Dataset rows describing interfaces:
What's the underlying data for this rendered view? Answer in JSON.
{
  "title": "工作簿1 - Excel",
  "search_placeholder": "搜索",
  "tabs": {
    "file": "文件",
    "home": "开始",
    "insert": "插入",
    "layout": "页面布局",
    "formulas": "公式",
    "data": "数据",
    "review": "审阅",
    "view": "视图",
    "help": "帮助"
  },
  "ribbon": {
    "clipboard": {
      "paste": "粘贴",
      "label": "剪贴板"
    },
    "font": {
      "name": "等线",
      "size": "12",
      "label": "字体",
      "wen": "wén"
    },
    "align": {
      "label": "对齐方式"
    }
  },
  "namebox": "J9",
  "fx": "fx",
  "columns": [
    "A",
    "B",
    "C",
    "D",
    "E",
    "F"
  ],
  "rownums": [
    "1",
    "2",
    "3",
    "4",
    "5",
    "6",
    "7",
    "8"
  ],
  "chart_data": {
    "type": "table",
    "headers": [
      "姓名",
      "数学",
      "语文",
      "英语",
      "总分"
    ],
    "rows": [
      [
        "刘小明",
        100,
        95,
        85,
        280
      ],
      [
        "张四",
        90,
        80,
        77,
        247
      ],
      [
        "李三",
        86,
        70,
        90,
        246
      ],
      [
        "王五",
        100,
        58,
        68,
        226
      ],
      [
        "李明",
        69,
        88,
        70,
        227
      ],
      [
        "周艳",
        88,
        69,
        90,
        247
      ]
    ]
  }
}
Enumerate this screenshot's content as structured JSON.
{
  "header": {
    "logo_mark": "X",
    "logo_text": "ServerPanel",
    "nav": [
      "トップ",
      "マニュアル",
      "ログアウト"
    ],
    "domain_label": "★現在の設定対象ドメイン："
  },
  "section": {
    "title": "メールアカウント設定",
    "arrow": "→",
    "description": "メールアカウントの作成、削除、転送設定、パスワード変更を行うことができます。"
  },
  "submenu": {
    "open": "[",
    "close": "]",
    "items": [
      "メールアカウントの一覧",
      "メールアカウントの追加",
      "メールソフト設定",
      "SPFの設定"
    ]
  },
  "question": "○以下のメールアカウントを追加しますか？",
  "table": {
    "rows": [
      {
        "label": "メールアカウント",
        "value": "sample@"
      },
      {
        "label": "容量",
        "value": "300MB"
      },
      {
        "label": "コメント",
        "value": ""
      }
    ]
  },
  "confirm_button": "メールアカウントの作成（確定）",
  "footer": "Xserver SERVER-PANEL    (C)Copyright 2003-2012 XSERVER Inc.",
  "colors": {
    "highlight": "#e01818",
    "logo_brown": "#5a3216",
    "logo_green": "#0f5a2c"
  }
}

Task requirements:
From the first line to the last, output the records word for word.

Task output:
What's the underlying data for this rendered view? Answer in JSON.
{
  "title": "工作簿1 - Excel",
  "search_placeholder": "搜索",
  "tabs": {
    "file": "文件",
    "home": "开始",
    "insert": "插入",
    "layout": "页面布局",
    "formulas": "公式",
    "data": "数据",
    "review": "审阅",
    "view": "视图",
    "help": "帮助"
  },
  "ribbon": {
    "clipboard": {
      "paste": "粘贴",
      "label": "剪贴板"
    },
    "font": {
      "name": "等线",
      "size": "12",
      "label": "字体",
      "wen": "wén"
    },
    "align": {
      "label": "对齐方式"
    }
  },
  "namebox": "J9",
  "fx": "fx",
  "columns": [
    "A",
    "B",
    "C",
    "D",
    "E",
    "F"
  ],
  "rownums": [
    "1",
    "2",
    "3",
    "4",
    "5",
    "6",
    "7",
    "8"
  ],
  "chart_data": {
    "type": "table",
    "headers": [
      "姓名",
      "数学",
      "语文",
      "英语",
      "总分"
    ],
    "rows": [
      [
        "刘小明",
        100,
        95,
        85,
        280
      ],
      [
        "张四",
        90,
        80,
        77,
        247
      ],
      [
        "李三",
        86,
        70,
        90,
        246
      ],
      [
        "王五",
        100,
        58,
        68,
        226
      ],
      [
        "李明",
        69,
        88,
        70,
        227
      ],
      [
        "周艳",
        88,
        69,
        90,
        247
      ]
    ]
  }
}
Enumerate this screenshot's content as structured JSON.
{
  "header": {
    "logo_mark": "X",
    "logo_text": "ServerPanel",
    "nav": [
      "トップ",
      "マニュアル",
      "ログアウト"
    ],
    "domain_label": "★現在の設定対象ドメイン："
  },
  "section": {
    "title": "メールアカウント設定",
    "arrow": "→",
    "description": "メールアカウントの作成、削除、転送設定、パスワード変更を行うことができます。"
  },
  "submenu": {
    "open": "[",
    "close": "]",
    "items": [
      "メールアカウントの一覧",
      "メールアカウントの追加",
      "メールソフト設定",
      "SPFの設定"
    ]
  },
  "question": "○以下のメールアカウントを追加しますか？",
  "table": {
    "rows": [
      {
        "label": "メールアカウント",
        "value": "sample@"
      },
      {
        "label": "容量",
        "value": "300MB"
      },
      {
        "label": "コメント",
        "value": ""
      }
    ]
  },
  "confirm_button": "メールアカウントの作成（確定）",
  "footer": "Xserver SERVER-PANEL    (C)Copyright 2003-2012 XSERVER Inc.",
  "colors": {
    "highlight": "#e01818",
    "logo_brown": "#5a3216",
    "logo_green": "#0f5a2c"
  }
}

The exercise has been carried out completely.